As high school coaches, our greatest enemy is time! If we had the time on task with our kids that colleges do, it would make all the difference in the world! But we don’t. In fact, you should work very hard to get as much done in the limited time that you have with your players each day. With the advent of Hudl, I stopped showing the game video on Monday to our players. (We did NOT bring them in on Saturday. The players AND the coaches need a day off.) We needed that time on the field correcting mistakes from the previous game! Showing the game video became less of a priority.

When you have limited time, you have to limit how much you do. This goes back to the adage: LESS is better. You have less time; so do fewer things. I have shared on here before but… it’s worth saying again: Get reallllllllllllllly good at a few things! Don’t be mediocre at a bunch of things! Execution is still the name of the game!

This requires a paradigm shift in your thinking as a coach. You have to be able to overcome the negative “tag” that is attached to boredom! You have to create the attitude that “boredom is a good thing”— in your mind; in your staff’s minds and… in your players’ minds! The only way I know to get realllllllllllly good at something is to practice it over and over and over and over and… yep, over again!!! This requires perseverance. And thus, we’ve hit the slippery spot in the road! This is where most coaches/people in general go skidding off the road and into the ditch. We lack the self discipline to stay after something. It’s simply too easy to quit. “It’s boring!” “That doesn’t work!” “This is too hard.” Every statement has “quit” written all over it!

Why are successful people successful? Cuz they “form the habit of doing things that UNsuccessful people don’t like to do!” Do you want your program to be great? Find a system and stick with it! Work at getting better every day!
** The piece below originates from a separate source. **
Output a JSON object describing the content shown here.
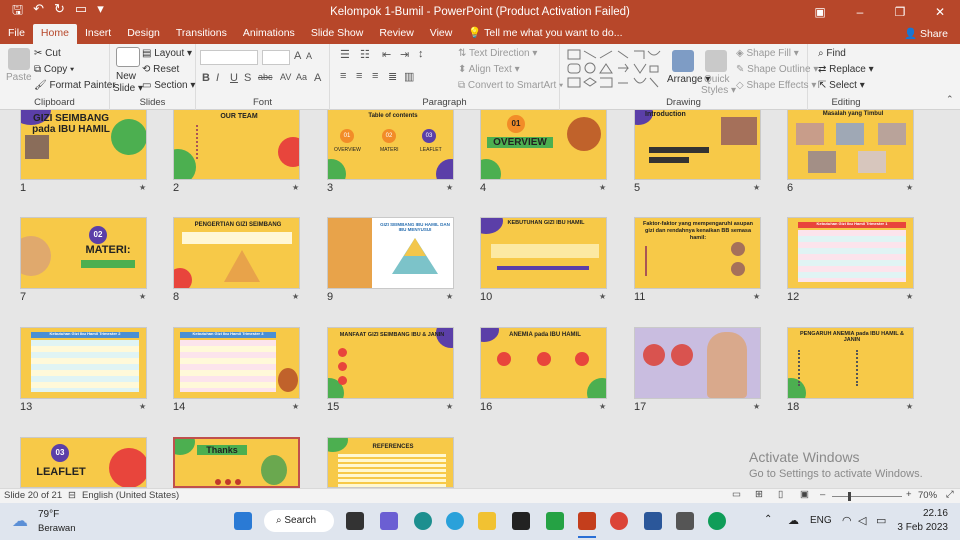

Challenge your coaches and players to accept that challenge. “Once we learn something, we’re going to OVER-learn it!” Strive for excellence…. and, never give up and never give in!!!